4. Messed up thinking. The reality distortion field inside of my head seems plenty real, but I have long since stopped believing that my perception of what’s going on matches reality in any way. It’s possible to work up a pretty good head of steam with incessant negative self-talk and persistent moping. Do a little reality check. Is there a perspective from which this situation is perfectly acceptable? Is there a potential upside hidden in the dung heap? If so, there’s a pretty good chance it’s a self-inflicted mindset problem.
No one can give you what you deny yourself! If it’s a self-induced problem, get out a mirror and have a heart-to-heart talk with yourself about getting out of your own way. Then get whatever help you need to change your behavior, language or thinking. Don’t give up when you relapse. Winston Churchill said “Success is largely a matter of going from failure to failure with no loss of enthusiasm.”
Here’s hoping that Santa brings you the gift of awareness, clarity, and choices over behavior, language and thoughts that serve you better,

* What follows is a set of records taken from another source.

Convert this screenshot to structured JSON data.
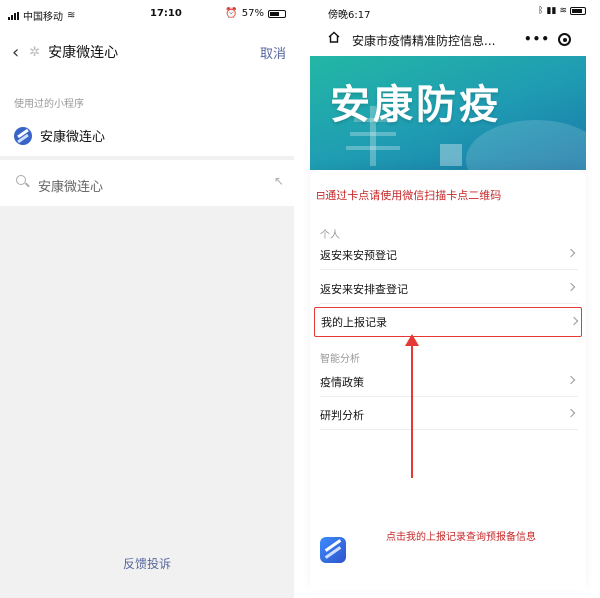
{
  "left": {
    "status": {
      "carrier": "中国移动",
      "time": "17:10",
      "battery": "57%"
    },
    "nav": {
      "title": "安康微连心",
      "cancel": "取消"
    },
    "used_header": "使用过的小程序",
    "used_item": "安康微连心",
    "search_value": "安康微连心",
    "feedback": "反馈投诉"
  },
  "right": {
    "status": {
      "time": "傍晚6:17"
    },
    "nav": {
      "title": "安康市疫情精准防控信息...",
      "more": "•••"
    },
    "banner_title": "安康防疫",
    "notice": "通过卡点请使用微信扫描卡点二维码",
    "section_personal": "个人",
    "items_personal": [
      "返安来安预登记",
      "返安来安排查登记",
      "我的上报记录"
    ],
    "section_analysis": "智能分析",
    "items_analysis": [
      "疫情政策",
      "研判分析"
    ],
    "hint": "点击我的上报记录查询预报备信息"
  },
  "colors": {
    "link": "#57679e",
    "alert": "#c62828",
    "accent": "#e53935",
    "banner": "#23b7a5"
  },
  "icons": [
    "back-arrow-icon",
    "star-icon",
    "app-icon",
    "search-icon",
    "fill-arrow-icon",
    "home-icon",
    "more-icon",
    "close-icon",
    "chevron-right-icon"
  ]
}
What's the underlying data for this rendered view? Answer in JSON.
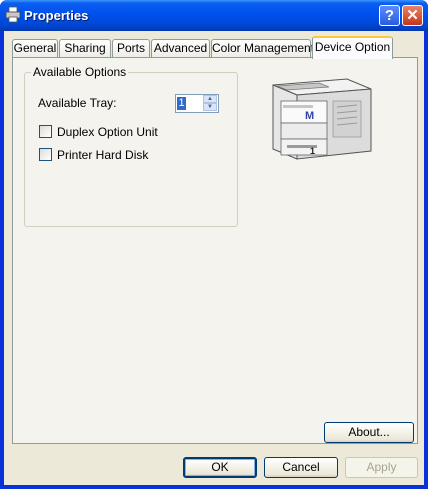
{
  "window": {
    "title": "Properties"
  },
  "title_buttons": {
    "help": "?",
    "close": "✕"
  },
  "tabs": [
    {
      "label": "General"
    },
    {
      "label": "Sharing"
    },
    {
      "label": "Ports"
    },
    {
      "label": "Advanced"
    },
    {
      "label": "Color Management"
    },
    {
      "label": "Device Option",
      "active": true
    }
  ],
  "options": {
    "group_title": "Available Options",
    "tray_label": "Available Tray:",
    "tray_value": "1",
    "duplex_label": "Duplex Option Unit",
    "duplex_checked": false,
    "hdd_label": "Printer Hard Disk",
    "hdd_checked": false
  },
  "printer_image": {
    "icon": "printer-illustration",
    "badge_letter": "M",
    "tray_number": "1"
  },
  "buttons": {
    "about": "About...",
    "ok": "OK",
    "cancel": "Cancel",
    "apply": "Apply"
  },
  "colors": {
    "title_bar": "#0054e3",
    "dialog_bg": "#ece9d8",
    "active_tab_highlight": "#ffc83c"
  }
}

– Kimberly Wiefling, Author of Scrappy Project Management, regularly one of the top 100 project management books in English in the USA, Japan, Germany, France, sometimes Canada, but usually NOT in the UK, for some reason. Help me solve this problem (except by dropping “scrappy” or using proper English) and I’ll send you a free book.
2 thoughts on “My Own Worst Enemy”
Yes, well even if we are not actually causing the problem, I have found it a helpful mental exercise to pretend I am. Sometimes this reveals some unexpected perspectives. Once I “pretended” that I was somehow causing a colleague to feel threatened, and discovered that, indeed, I was, by being overly friendly to her clients when partnering with her on engagements. She was afraid that they would like me more than her and that I would steal her clients away. Naturally I would not do that, but she still had this concern regardless. My intentions had nothing to do with my impact. I have learned to own both.
I always thought it probably felt something like your feet being thrown into a dryer with cement blocks. I don’t know how women do it!
I agree with Kimberly in that the default place we should assign ownership to a problem is ourselves. A root cause analysis can go several different ways depending on your locus of control while going through the process.